> [Problem to solve] Repeat the listing in full, word for word.
== Segment start ==
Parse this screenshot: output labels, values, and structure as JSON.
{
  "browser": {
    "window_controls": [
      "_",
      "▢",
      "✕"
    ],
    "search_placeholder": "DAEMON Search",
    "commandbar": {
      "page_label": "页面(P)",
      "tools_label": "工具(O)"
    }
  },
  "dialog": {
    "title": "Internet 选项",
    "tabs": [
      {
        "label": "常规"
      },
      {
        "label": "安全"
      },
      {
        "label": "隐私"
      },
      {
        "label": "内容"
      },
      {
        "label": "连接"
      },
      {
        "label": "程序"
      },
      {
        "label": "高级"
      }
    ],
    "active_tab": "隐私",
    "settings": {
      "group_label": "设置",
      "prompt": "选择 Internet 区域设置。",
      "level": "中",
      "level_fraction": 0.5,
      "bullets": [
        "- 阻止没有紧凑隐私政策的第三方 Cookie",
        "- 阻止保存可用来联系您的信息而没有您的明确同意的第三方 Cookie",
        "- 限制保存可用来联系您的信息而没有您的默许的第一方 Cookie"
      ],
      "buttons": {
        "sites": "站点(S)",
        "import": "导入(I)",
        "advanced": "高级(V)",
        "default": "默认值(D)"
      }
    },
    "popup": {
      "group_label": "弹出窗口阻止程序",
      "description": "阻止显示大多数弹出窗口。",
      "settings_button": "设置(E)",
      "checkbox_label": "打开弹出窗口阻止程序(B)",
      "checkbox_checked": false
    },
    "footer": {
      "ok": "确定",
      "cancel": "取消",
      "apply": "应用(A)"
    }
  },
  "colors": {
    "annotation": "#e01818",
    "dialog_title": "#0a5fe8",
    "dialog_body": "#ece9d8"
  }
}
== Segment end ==
> [Output of the exercise]
Parse this screenshot: output labels, values, and structure as JSON.
{
  "browser": {
    "window_controls": [
      "_",
      "▢",
      "✕"
    ],
    "search_placeholder": "DAEMON Search",
    "commandbar": {
      "page_label": "页面(P)",
      "tools_label": "工具(O)"
    }
  },
  "dialog": {
    "title": "Internet 选项",
    "tabs": [
      {
        "label": "常规"
      },
      {
        "label": "安全"
      },
      {
        "label": "隐私"
      },
      {
        "label": "内容"
      },
      {
        "label": "连接"
      },
      {
        "label": "程序"
      },
      {
        "label": "高级"
      }
    ],
    "active_tab": "隐私",
    "settings": {
      "group_label": "设置",
      "prompt": "选择 Internet 区域设置。",
      "level": "中",
      "level_fraction": 0.5,
      "bullets": [
        "- 阻止没有紧凑隐私政策的第三方 Cookie",
        "- 阻止保存可用来联系您的信息而没有您的明确同意的第三方 Cookie",
        "- 限制保存可用来联系您的信息而没有您的默许的第一方 Cookie"
      ],
      "buttons": {
        "sites": "站点(S)",
        "import": "导入(I)",
        "advanced": "高级(V)",
        "default": "默认值(D)"
      }
    },
    "popup": {
      "group_label": "弹出窗口阻止程序",
      "description": "阻止显示大多数弹出窗口。",
      "settings_button": "设置(E)",
      "checkbox_label": "打开弹出窗口阻止程序(B)",
      "checkbox_checked": false
    },
    "footer": {
      "ok": "确定",
      "cancel": "取消",
      "apply": "应用(A)"
    }
  },
  "colors": {
    "annotation": "#e01818",
    "dialog_title": "#0a5fe8",
    "dialog_body": "#ece9d8"
  }
}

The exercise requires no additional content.